Apple Mac Mini: Diary of a Mac wannabe

by Todd Ogasawara

Like everyone else I read the
Think Secret $499 Mac rumor article
and looked at the
grainy underexposed iHome photos with a combination of hope and skepticism.


The last time I used an Apple Mac box regularly was in 1989 when I had a Mac II in my office.
I've been a Linux and Microsoft Windows based geek since then.
However, my interest in the Mac was piqued when a friend who worked for Apple at the time dropped by and showed me the Aqua interface shortly before its release.
At the O'Reilly Open Source 2002 Convention, I noticed all the iBooks and Powerbooks around me and decided I really wanted to play with a Mac.
But, I just couldn't justify the $1,500+ entry fee for something that wasn't a part of my core work in the office or the home.


Still, the iLife components
(especially
GarageBand) and Xcode
looked really interesting.
If the rumor of a $499 Apple iHome desktop is true,
I suspect I'm not the only Linux/Windows geek who will decide that this new entry fee level is, as Goldilocks said, just right.
Now, I'm not planning on dumping my Fedora, Debian, and Windows XP boxes anytime soon.
The Mac OS X iHome box will have to make peace with the other platforms.
But, I'm looking forward to being able to play with the iLife components and maybe dust off my MIDI keyboards to play with GarageBand.


I've got a desk space, spare external DVD+-RW with Firewire drive, and Mac books all picked out.
Now, to wait and see if this thing is really announced on Tuesday (Jan. 11) and learn when it will actually be available to mere mortals like me.

Calling other Linux and Windows geeks.

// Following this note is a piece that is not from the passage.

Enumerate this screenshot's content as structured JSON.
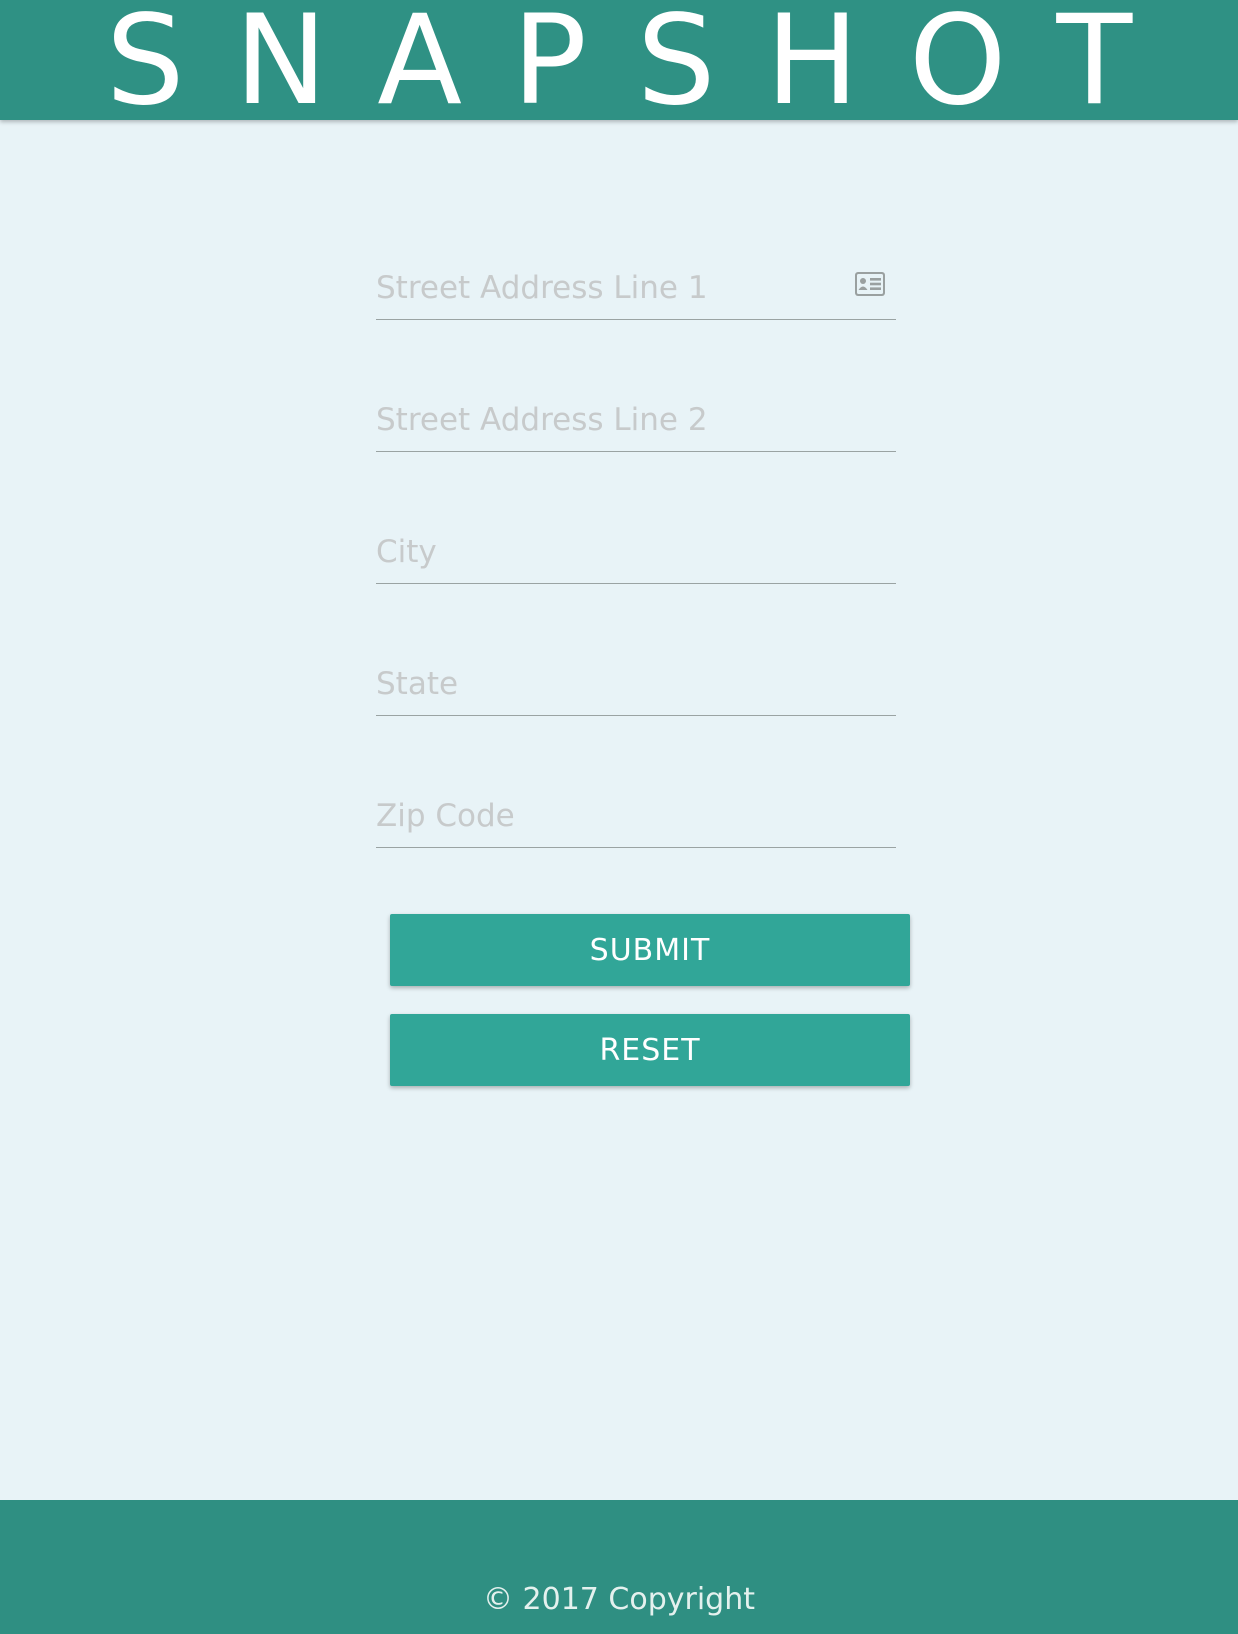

Are you ready to test the Mac OS X waters too?


3 Comments

brocklee
2005-01-11 07:22:11
Please be honest

While I don't have the price lists for 2002, there were many routes into the Mac world for less than $1500. Right now you can get a brand new eMac for $799. For $999 you can get an iBook.


I'm certain that in 2002 the eMac was a sub-$1000 option, although a new iBook probably was not, although there's always been at least one version for less than $1500. And there was the used market as well.


Believe it or not, most Mac owners are mere mortals themselves, although they tend to be happier mere mortals.

toddogas
2005-01-11 08:22:14
Please be honest
Re: My $1500 2002 price. Good points. I should have clarified by saying a Mac configured with hardware near equivalent to a PC running Linux or Microsoft Windows (for 2002) with at least 256MB RAM, larger hard drive, CD-RW burner, etc.. The eMac for sub-$1000 given its configuration and integrated CRT (CRT goes, there goes the whole device) and bulk was not an attractive purchase.


Even a $499 Mac with the rumored specs is half the hardware config of a same priced WinTel/LinTel PC. For example, the eMachines 3256 with Windows XP Home was recently available for $399 (after rebates) with 512MB RAM, 160GB HD, and DVD+-RW. Still, the $500 price mark is a psychological barrier breach that makes the purchase palatable to a non-Mac user like myself despite its perceived hardware shortfall compared to similarly priced WinLinTel boxes.

raydreams
2005-01-11 10:51:38
$499 Price Would Break the Barrier
I mentioned the possibility of a new sub $500 headless iMac to several of my Windows and Linux (or both) friends and coworkers as soon as I read the rumor. Several showed interest if for no other reason than the author mentions - own a Mac to "play around" without feeling like they've made a major investment.


To Apple, "playing around" translate to a larger user base and some of those sales turning into larger purchases. To users, it means more support and more software. Think of all those gifted programming students who can't dish out $999; but anxious to Aquafy tons of UNIX/Linux source if they had a dev machine.


Apple would also be wise to make it easy to hack the guts on this iMac Mini. Remember how easy it was to crack the lid on the LC pizza-box Macs and toss in a new HD or more memory? Ease of self-upgrade makes buyers feel a litte more confident that their shiny new purchase won't be obsolete next month.